+++ Data provided

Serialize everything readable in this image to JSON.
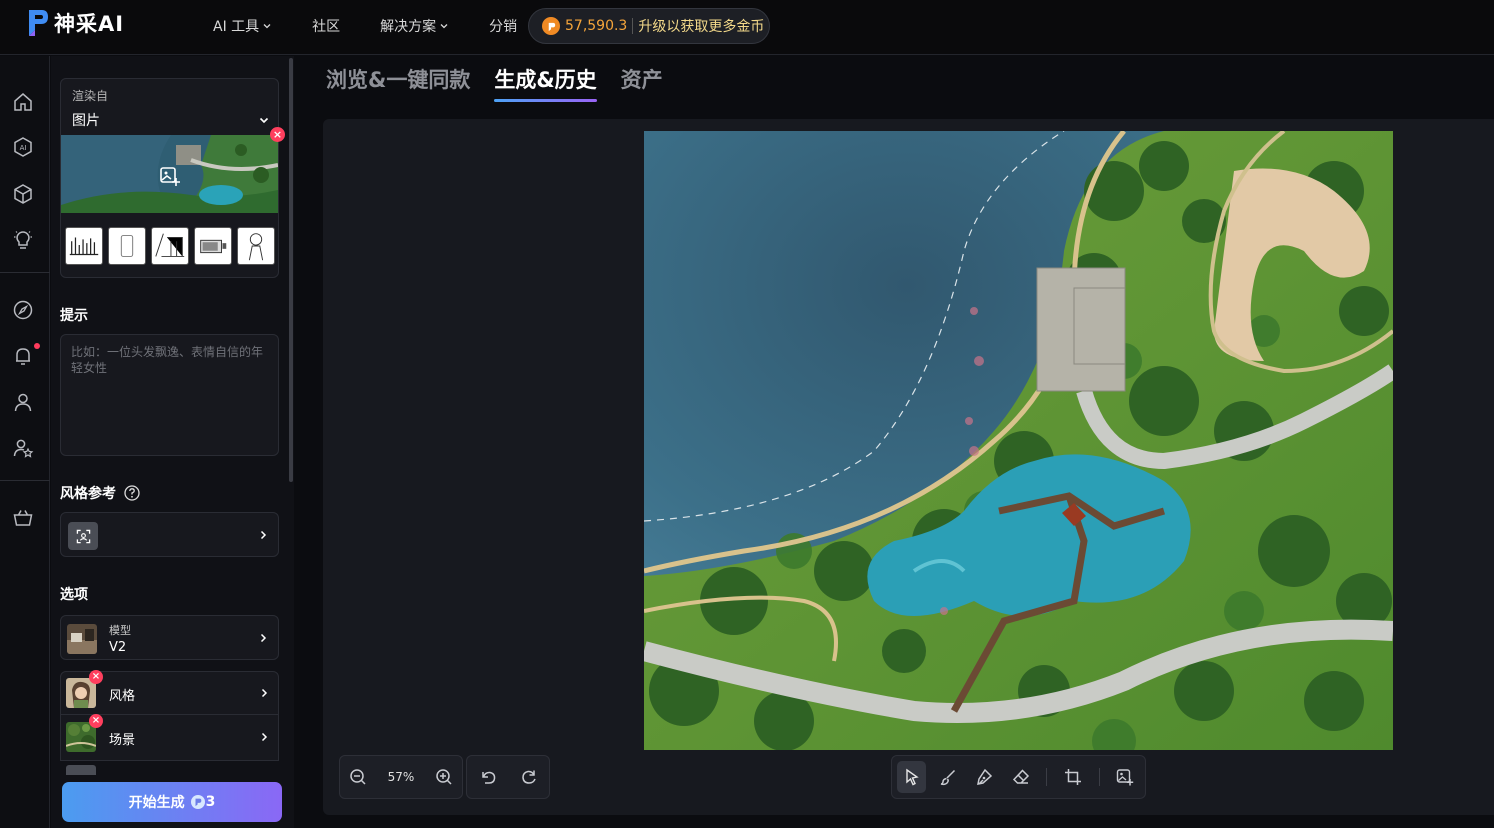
{
  "brand": {
    "name": "神采AI"
  },
  "nav": {
    "items": [
      {
        "label": "AI 工具",
        "dropdown": true
      },
      {
        "label": "社区",
        "dropdown": false
      },
      {
        "label": "解决方案",
        "dropdown": true
      },
      {
        "label": "分销",
        "dropdown": false
      }
    ],
    "coins": {
      "value": "57,590.3",
      "upgrade_label": "升级以获取更多金币"
    }
  },
  "rail": {
    "icons": [
      "home-icon",
      "ai-icon",
      "cube-icon",
      "bulb-icon",
      "compass-icon",
      "bell-icon",
      "user-icon",
      "user-star-icon",
      "basket-icon"
    ],
    "notification_dot": true
  },
  "panel": {
    "render_from": {
      "label": "渲染自",
      "value": "图片"
    },
    "prompt": {
      "title": "提示",
      "placeholder": "比如：一位头发飘逸、表情自信的年轻女性",
      "value": ""
    },
    "style_ref": {
      "title": "风格参考"
    },
    "options": {
      "title": "选项",
      "model": {
        "label": "模型",
        "value": "V2"
      },
      "style": {
        "label": "风格"
      },
      "scene": {
        "label": "场景"
      }
    },
    "generate": {
      "label": "开始生成",
      "cost": "3"
    }
  },
  "tabs": [
    {
      "label": "浏览&一键同款",
      "active": false
    },
    {
      "label": "生成&历史",
      "active": true
    },
    {
      "label": "资产",
      "active": false
    }
  ],
  "canvas": {
    "zoom": "57%"
  },
  "colors": {
    "accent_start": "#4b9cf0",
    "accent_end": "#8a68f5",
    "coin": "#f5a53b",
    "close": "#ff3f5e"
  }
}
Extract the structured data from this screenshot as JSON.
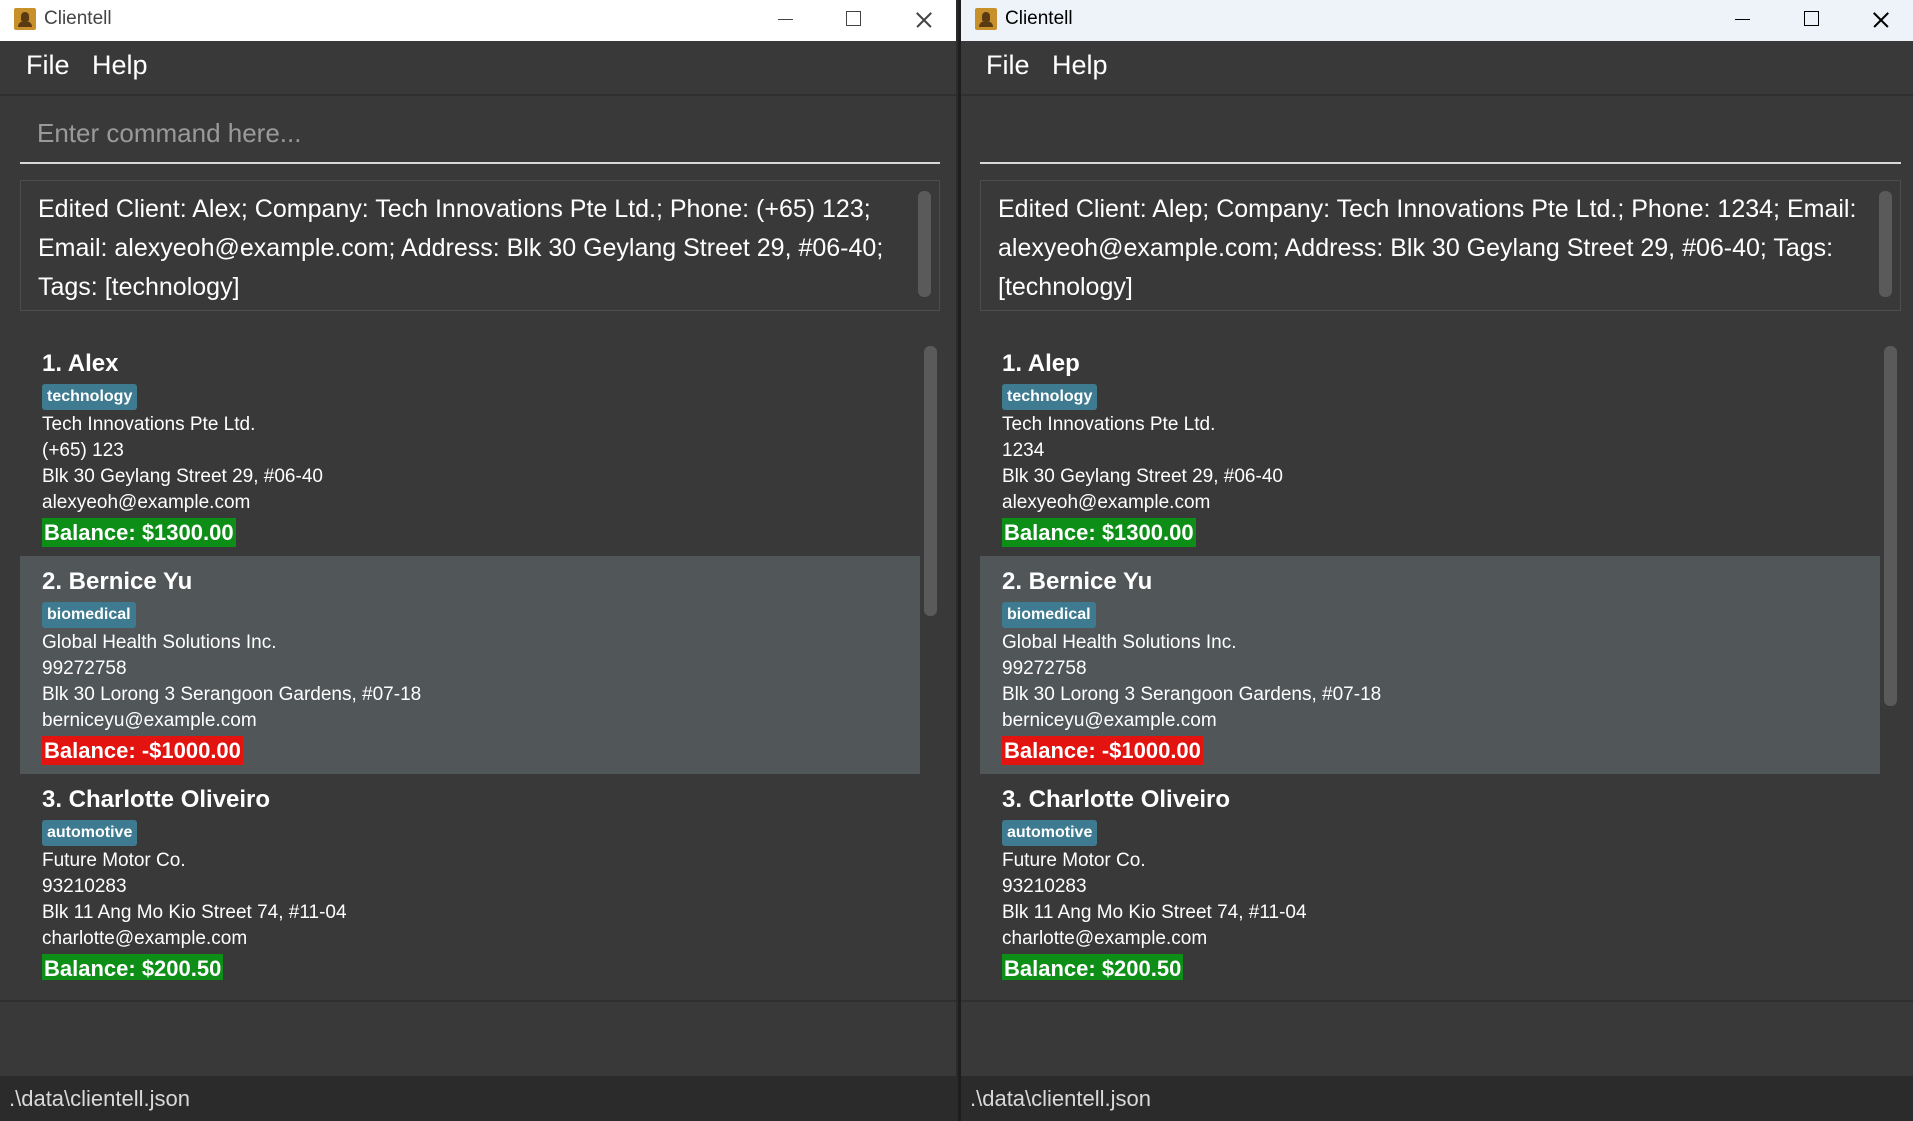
{
  "colors": {
    "accent_tag": "#3e7b91",
    "balance_positive": "#0c8e17",
    "balance_negative": "#e3130f",
    "background": "#393939",
    "selected_card": "#515658"
  },
  "windows": [
    {
      "title": "Clientell",
      "menu": [
        "File",
        "Help"
      ],
      "command": {
        "placeholder": "Enter command here...",
        "value": ""
      },
      "result": "Edited Client: Alex; Company: Tech Innovations Pte Ltd.; Phone: (+65) 123; Email: alexyeoh@example.com; Address: Blk 30 Geylang Street 29, #06-40; Tags: [technology]",
      "clients": [
        {
          "name": "1. Alex",
          "tag": "technology",
          "company": "Tech Innovations Pte Ltd.",
          "phone": "(+65) 123",
          "address": "Blk 30 Geylang Street 29, #06-40",
          "email": "alexyeoh@example.com",
          "balance": "Balance: $1300.00"
        },
        {
          "name": "2. Bernice Yu",
          "tag": "biomedical",
          "company": "Global Health Solutions Inc.",
          "phone": "99272758",
          "address": "Blk 30 Lorong 3 Serangoon Gardens, #07-18",
          "email": "berniceyu@example.com",
          "balance": "Balance: -$1000.00"
        },
        {
          "name": "3. Charlotte Oliveiro",
          "tag": "automotive",
          "company": "Future Motor Co.",
          "phone": "93210283",
          "address": "Blk 11 Ang Mo Kio Street 74, #11-04",
          "email": "charlotte@example.com",
          "balance": "Balance: $200.50"
        }
      ],
      "status": ".\\data\\clientell.json"
    },
    {
      "title": "Clientell",
      "menu": [
        "File",
        "Help"
      ],
      "command": {
        "placeholder": "",
        "value": ""
      },
      "result": "Edited Client: Alep; Company: Tech Innovations Pte Ltd.; Phone: 1234; Email: alexyeoh@example.com; Address: Blk 30 Geylang Street 29, #06-40; Tags: [technology]",
      "clients": [
        {
          "name": "1. Alep",
          "tag": "technology",
          "company": "Tech Innovations Pte Ltd.",
          "phone": "1234",
          "address": "Blk 30 Geylang Street 29, #06-40",
          "email": "alexyeoh@example.com",
          "balance": "Balance: $1300.00"
        },
        {
          "name": "2. Bernice Yu",
          "tag": "biomedical",
          "company": "Global Health Solutions Inc.",
          "phone": "99272758",
          "address": "Blk 30 Lorong 3 Serangoon Gardens, #07-18",
          "email": "berniceyu@example.com",
          "balance": "Balance: -$1000.00"
        },
        {
          "name": "3. Charlotte Oliveiro",
          "tag": "automotive",
          "company": "Future Motor Co.",
          "phone": "93210283",
          "address": "Blk 11 Ang Mo Kio Street 74, #11-04",
          "email": "charlotte@example.com",
          "balance": "Balance: $200.50"
        }
      ],
      "status": ".\\data\\clientell.json"
    }
  ]
}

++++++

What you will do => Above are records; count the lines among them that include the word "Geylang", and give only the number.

Task solution => 4